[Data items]

☆ ☆ ☆ ☆ ☆ ☆ ☆

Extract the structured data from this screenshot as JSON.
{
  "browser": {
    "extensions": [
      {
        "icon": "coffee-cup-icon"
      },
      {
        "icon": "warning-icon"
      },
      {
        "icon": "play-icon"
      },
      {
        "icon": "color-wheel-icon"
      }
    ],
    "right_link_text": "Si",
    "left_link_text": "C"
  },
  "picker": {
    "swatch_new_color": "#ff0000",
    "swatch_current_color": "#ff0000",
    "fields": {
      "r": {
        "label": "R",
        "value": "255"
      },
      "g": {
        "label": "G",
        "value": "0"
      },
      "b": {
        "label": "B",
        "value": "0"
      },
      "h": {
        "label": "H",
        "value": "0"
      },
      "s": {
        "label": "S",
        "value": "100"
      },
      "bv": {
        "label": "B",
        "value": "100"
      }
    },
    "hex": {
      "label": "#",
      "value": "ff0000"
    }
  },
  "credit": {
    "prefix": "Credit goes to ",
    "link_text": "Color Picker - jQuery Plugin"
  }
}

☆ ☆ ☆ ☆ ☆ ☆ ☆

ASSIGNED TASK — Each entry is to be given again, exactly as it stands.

ANSWER TO THIS TASK —
Extract the structured data from this screenshot as JSON.
{
  "browser": {
    "extensions": [
      {
        "icon": "coffee-cup-icon"
      },
      {
        "icon": "warning-icon"
      },
      {
        "icon": "play-icon"
      },
      {
        "icon": "color-wheel-icon"
      }
    ],
    "right_link_text": "Si",
    "left_link_text": "C"
  },
  "picker": {
    "swatch_new_color": "#ff0000",
    "swatch_current_color": "#ff0000",
    "fields": {
      "r": {
        "label": "R",
        "value": "255"
      },
      "g": {
        "label": "G",
        "value": "0"
      },
      "b": {
        "label": "B",
        "value": "0"
      },
      "h": {
        "label": "H",
        "value": "0"
      },
      "s": {
        "label": "S",
        "value": "100"
      },
      "bv": {
        "label": "B",
        "value": "100"
      }
    },
    "hex": {
      "label": "#",
      "value": "ff0000"
    }
  },
  "credit": {
    "prefix": "Credit goes to ",
    "link_text": "Color Picker - jQuery Plugin"
  }
}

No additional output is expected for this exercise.